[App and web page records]
================================
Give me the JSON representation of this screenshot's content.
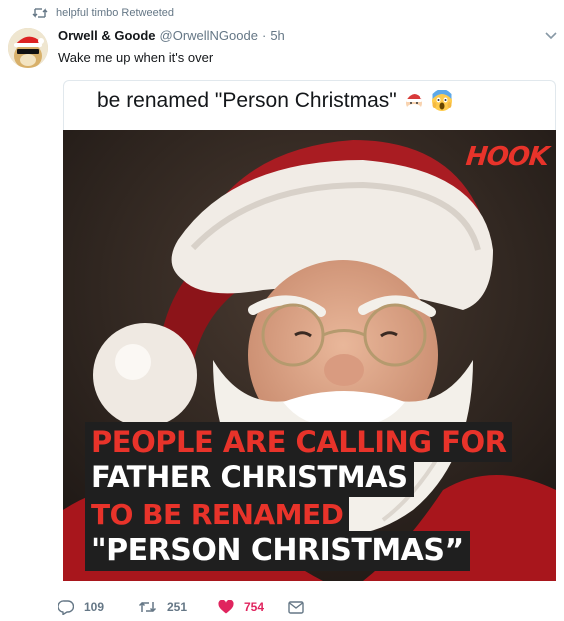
{
  "retweet_context": {
    "text": "helpful timbo Retweeted",
    "icon": "retweet-icon"
  },
  "tweet": {
    "author_name": "Orwell & Goode",
    "handle": "@OrwellNGoode",
    "separator": "·",
    "time": "5h",
    "text": "Wake me up when it's over",
    "avatar_icon": "doge-santa-avatar",
    "menu_icon": "chevron-down-icon"
  },
  "quoted": {
    "text": "be renamed \"Person Christmas\"",
    "emojis": [
      "santa-emoji",
      "scream-emoji"
    ]
  },
  "media": {
    "logo": "HOOK",
    "caption_lines": [
      "PEOPLE ARE CALLING FOR",
      "FATHER CHRISTMAS",
      "TO BE RENAMED",
      "\"PERSON CHRISTMAS”"
    ],
    "colors": {
      "red": "#e8332a",
      "white": "#ffffff",
      "caption_bg": "#1f1f1f"
    }
  },
  "actions": {
    "reply_count": "109",
    "retweet_count": "251",
    "like_count": "754",
    "like_color": "#e0245e",
    "icons": [
      "reply-icon",
      "retweet-icon",
      "heart-icon",
      "direct-message-icon"
    ]
  }
}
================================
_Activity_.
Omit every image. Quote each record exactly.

_Response to the task_.
Give me the JSON representation of this screenshot's content.
{
  "retweet_context": {
    "text": "helpful timbo Retweeted",
    "icon": "retweet-icon"
  },
  "tweet": {
    "author_name": "Orwell & Goode",
    "handle": "@OrwellNGoode",
    "separator": "·",
    "time": "5h",
    "text": "Wake me up when it's over",
    "avatar_icon": "doge-santa-avatar",
    "menu_icon": "chevron-down-icon"
  },
  "quoted": {
    "text": "be renamed \"Person Christmas\"",
    "emojis": [
      "santa-emoji",
      "scream-emoji"
    ]
  },
  "media": {
    "logo": "HOOK",
    "caption_lines": [
      "PEOPLE ARE CALLING FOR",
      "FATHER CHRISTMAS",
      "TO BE RENAMED",
      "\"PERSON CHRISTMAS”"
    ],
    "colors": {
      "red": "#e8332a",
      "white": "#ffffff",
      "caption_bg": "#1f1f1f"
    }
  },
  "actions": {
    "reply_count": "109",
    "retweet_count": "251",
    "like_count": "754",
    "like_color": "#e0245e",
    "icons": [
      "reply-icon",
      "retweet-icon",
      "heart-icon",
      "direct-message-icon"
    ]
  }
}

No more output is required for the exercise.